# Work required
Each line of the entries below that holds "subtitle" is needed, copied in full.
%%
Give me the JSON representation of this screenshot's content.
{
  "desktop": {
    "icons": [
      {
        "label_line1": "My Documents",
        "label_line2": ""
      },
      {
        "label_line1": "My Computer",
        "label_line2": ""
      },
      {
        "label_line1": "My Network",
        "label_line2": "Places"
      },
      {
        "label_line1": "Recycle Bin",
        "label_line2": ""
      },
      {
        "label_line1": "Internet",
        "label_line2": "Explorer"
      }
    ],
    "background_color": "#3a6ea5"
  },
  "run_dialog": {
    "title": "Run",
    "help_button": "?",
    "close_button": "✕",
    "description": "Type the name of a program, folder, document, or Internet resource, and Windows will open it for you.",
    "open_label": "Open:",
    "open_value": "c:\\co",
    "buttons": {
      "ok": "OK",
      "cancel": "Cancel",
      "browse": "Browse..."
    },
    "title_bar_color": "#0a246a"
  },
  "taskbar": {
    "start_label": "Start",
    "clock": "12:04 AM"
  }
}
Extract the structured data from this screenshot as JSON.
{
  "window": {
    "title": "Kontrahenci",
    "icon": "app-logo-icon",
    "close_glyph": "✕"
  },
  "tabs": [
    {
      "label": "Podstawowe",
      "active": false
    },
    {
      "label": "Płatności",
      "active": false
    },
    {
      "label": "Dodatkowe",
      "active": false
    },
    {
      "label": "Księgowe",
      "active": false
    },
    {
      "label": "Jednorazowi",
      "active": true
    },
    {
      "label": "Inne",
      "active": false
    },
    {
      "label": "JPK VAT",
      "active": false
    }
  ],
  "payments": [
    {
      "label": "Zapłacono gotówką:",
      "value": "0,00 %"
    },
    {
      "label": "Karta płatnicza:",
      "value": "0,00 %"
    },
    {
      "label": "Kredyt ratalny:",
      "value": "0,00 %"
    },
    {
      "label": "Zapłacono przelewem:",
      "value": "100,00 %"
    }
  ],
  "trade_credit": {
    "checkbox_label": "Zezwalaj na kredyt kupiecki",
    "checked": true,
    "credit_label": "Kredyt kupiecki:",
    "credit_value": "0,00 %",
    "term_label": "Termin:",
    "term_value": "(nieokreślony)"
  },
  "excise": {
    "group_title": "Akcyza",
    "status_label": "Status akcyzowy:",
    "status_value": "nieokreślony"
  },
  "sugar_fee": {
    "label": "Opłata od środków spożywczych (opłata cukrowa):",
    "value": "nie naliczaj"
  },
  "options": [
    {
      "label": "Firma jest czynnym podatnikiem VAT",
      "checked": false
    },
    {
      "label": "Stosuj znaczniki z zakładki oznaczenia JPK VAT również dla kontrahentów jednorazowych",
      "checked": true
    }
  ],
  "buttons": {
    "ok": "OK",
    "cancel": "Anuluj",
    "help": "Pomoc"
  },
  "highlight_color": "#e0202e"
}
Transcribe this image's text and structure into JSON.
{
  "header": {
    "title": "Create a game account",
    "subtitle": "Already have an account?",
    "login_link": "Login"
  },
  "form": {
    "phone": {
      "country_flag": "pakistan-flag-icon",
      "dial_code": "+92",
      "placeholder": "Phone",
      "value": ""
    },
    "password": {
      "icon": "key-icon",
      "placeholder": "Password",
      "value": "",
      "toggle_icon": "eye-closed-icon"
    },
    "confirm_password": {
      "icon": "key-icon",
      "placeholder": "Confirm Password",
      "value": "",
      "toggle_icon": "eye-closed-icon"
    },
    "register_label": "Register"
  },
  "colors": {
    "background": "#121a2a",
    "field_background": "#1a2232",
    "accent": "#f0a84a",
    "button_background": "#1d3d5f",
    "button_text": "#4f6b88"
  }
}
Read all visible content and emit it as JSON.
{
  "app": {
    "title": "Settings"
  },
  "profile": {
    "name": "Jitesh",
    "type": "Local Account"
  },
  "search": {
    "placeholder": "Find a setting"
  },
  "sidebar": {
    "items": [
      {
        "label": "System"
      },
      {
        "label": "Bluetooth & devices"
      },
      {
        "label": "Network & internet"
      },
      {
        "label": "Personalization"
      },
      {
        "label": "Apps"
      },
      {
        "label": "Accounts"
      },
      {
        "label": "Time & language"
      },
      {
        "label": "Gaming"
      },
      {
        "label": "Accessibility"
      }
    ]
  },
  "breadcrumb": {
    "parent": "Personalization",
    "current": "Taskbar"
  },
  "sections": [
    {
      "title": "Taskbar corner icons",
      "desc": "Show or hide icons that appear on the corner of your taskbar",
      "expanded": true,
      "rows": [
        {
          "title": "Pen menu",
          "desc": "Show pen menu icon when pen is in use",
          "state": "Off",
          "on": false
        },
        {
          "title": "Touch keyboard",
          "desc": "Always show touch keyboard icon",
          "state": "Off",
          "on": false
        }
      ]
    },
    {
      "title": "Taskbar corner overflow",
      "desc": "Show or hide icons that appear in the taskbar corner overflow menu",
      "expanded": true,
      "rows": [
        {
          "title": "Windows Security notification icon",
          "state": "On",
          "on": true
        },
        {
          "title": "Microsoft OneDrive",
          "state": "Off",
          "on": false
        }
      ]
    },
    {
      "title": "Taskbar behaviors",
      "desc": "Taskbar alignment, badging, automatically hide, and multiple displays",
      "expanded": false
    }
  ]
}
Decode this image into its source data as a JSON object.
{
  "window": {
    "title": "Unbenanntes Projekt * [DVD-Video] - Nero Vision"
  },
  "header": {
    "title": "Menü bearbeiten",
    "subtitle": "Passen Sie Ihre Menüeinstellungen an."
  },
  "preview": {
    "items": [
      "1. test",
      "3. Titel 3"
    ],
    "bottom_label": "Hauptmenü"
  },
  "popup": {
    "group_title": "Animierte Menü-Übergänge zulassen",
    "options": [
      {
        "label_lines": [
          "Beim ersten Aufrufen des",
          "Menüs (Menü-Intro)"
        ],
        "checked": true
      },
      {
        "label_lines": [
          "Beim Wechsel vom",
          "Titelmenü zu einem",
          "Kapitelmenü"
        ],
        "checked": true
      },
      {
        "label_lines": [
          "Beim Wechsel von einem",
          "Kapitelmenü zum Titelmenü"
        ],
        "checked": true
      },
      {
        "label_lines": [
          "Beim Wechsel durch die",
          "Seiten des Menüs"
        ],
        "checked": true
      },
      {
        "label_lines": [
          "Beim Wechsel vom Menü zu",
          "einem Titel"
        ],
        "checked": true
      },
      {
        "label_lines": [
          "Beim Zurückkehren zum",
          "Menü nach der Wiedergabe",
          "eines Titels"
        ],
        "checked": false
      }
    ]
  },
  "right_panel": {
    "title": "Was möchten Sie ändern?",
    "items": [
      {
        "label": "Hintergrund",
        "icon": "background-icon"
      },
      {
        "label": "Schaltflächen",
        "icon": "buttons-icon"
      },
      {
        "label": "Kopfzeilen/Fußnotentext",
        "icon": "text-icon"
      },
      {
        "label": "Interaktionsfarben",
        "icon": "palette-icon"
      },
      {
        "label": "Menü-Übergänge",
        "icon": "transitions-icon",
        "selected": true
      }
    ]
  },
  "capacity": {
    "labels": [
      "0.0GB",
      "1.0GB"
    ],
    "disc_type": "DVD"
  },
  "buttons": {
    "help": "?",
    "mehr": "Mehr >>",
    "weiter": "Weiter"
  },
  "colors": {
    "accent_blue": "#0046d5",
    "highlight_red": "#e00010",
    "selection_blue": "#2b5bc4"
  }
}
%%
# Completed task
    "subtitle": "Already have an account?",
    "subtitle": "Passen Sie Ihre Menüeinstellungen an."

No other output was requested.